You might think that every German celebrates Oktoberfest and that it is one big national party, but you’d be surprised that it’s actually only popular in the south of Germany, Bavaria to be precise. People in the north mostly don’t care for it at all and find it rather irritating.
3. Cough up
The cost of a “Maß”- that’s 1l of beer – is rising every year and has now, for the first time ever, reached the 10 Euro mark. This seems cheap to Aussies, but for Germans, it is a ridiculous price to pay for beer, which isn’t really considered an alcoholic beverage there, but more a refreshing soft drink. For comparison, 10 years ago the price for a “Maß” was only 7 Euros.
4. Reservations, reservations
If you have plans to just rock up at Oktoberfest without any reservations, be prepared to party standing. In order to get a table, you will either have to have made a reservation about 10 months prior, or you will need to be very flirtatious and hope that someone will invite you to their table. Revealing cleavages help.
5. Early birds
The same applies to accommodation. The city of Munich is pretty much booked out half a year in advance so unless you are happy sleeping in a tent, be prepared and make reservations early!

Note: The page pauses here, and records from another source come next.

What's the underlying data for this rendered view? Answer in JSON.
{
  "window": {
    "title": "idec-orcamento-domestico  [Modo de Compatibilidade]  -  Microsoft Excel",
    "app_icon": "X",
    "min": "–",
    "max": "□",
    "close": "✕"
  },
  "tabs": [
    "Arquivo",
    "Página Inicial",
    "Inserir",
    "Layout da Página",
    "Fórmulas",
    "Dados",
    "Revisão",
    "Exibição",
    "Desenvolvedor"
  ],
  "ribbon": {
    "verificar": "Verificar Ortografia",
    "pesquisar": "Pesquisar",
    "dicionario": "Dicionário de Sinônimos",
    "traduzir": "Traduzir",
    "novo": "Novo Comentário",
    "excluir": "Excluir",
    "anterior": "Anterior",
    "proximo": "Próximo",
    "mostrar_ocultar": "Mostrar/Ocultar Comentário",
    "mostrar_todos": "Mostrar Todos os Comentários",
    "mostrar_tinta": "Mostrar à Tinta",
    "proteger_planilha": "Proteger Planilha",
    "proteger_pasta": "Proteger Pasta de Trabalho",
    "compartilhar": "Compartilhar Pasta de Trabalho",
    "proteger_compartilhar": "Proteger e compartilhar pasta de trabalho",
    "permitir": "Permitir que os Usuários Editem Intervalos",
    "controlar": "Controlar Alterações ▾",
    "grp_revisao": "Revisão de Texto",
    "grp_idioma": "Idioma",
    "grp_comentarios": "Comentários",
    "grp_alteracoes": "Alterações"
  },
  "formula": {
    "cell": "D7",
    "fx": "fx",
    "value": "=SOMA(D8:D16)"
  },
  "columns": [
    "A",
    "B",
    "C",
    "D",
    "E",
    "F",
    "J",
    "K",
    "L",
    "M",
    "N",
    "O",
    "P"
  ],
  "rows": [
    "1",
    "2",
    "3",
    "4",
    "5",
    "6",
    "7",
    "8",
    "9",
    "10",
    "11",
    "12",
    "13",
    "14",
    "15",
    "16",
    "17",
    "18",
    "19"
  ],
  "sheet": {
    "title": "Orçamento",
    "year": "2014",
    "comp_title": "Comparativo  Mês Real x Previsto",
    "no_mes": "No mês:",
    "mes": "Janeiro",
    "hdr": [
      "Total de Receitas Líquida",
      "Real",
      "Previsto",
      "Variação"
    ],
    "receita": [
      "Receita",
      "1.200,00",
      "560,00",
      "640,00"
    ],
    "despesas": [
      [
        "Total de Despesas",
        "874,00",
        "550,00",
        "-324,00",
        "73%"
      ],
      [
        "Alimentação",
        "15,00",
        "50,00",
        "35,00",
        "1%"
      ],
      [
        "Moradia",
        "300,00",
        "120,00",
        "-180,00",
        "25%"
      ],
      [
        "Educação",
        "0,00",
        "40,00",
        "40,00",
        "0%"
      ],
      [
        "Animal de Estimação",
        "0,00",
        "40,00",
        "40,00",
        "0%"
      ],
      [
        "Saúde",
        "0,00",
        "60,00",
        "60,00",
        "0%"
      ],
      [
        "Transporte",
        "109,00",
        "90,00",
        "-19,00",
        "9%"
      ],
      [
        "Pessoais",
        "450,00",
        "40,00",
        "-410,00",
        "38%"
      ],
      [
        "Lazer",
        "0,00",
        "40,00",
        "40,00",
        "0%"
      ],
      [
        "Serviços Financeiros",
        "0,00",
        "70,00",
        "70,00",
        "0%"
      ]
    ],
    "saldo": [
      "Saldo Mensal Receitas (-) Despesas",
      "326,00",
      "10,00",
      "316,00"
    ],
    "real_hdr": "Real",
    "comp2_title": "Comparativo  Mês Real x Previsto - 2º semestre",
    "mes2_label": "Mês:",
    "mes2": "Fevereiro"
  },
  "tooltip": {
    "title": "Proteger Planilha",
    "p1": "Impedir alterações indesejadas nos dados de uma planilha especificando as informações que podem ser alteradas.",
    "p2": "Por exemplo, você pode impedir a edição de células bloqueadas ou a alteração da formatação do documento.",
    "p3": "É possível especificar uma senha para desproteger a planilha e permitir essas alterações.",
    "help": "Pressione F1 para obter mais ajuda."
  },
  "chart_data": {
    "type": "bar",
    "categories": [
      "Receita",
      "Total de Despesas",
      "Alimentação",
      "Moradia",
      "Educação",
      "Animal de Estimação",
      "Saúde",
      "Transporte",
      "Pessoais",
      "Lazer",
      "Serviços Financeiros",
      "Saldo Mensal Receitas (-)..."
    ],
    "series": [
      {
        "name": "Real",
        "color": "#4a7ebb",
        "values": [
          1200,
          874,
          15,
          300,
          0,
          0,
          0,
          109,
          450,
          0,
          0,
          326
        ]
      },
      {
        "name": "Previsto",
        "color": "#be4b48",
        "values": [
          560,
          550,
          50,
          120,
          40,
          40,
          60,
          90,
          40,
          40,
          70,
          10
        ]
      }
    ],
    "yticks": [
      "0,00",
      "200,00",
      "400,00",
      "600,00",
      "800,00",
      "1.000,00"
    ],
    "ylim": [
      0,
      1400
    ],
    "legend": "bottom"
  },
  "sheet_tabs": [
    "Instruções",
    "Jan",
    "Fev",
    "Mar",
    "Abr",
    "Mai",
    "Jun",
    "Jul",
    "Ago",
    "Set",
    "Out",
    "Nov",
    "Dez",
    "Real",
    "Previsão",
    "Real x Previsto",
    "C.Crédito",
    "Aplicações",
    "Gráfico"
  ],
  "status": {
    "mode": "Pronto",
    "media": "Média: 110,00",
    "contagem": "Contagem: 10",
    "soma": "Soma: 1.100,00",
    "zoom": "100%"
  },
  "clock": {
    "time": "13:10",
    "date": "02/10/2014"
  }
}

6. Over the hill
There is a grassy hill next to one of the main tents that was lovingly christened “Kotzhügel” by locals, which translates to vomit hill. You can imagine why.
7. Bottoms up
There are traditional German Folk bands playing music in each Oktoberfest tent. Every 20 minutes or so, they play a short song that serves as a cue for everybody to raise their glasses and take a big sip. Be prepared to do this all day long. If this doesn’t get you drunk, you’re doing it wrong.
8. Always on time
Beer is only served between noon and 10:30pm. If you still haven’t had enough after that, you’ll have to take the party to one of Munich’s clubs. The Oktoberfest tents close at around 11:30pm
9. Be our guest
You’ll find all kinds of different Oktoberfest guests. There are of course the young tourists who want to get drunk as quickly as possible, there are tons of minor celebrities who wear crazy outfits and just want to be seen, and then there are the locals to whom Oktoberfest isn’t just some wild party, but a very important tradition and part of their culture. You’ll find the locals at their own regular’s reserved tables having a good time while being somewhat annoyed by all the tourists.
10. Let’s get physical
The waiters at Oktoberfest have one of the most physically challenging jobs in the world. Carrying 10 to 15 liters of beer at once is not uncommon while running around all day, dodging drunk people and spilled drinks. But for most of them, it’s worth the effort as they can earn more than most of us make in three months during the two weeks.
Image via oktoberfissa.nl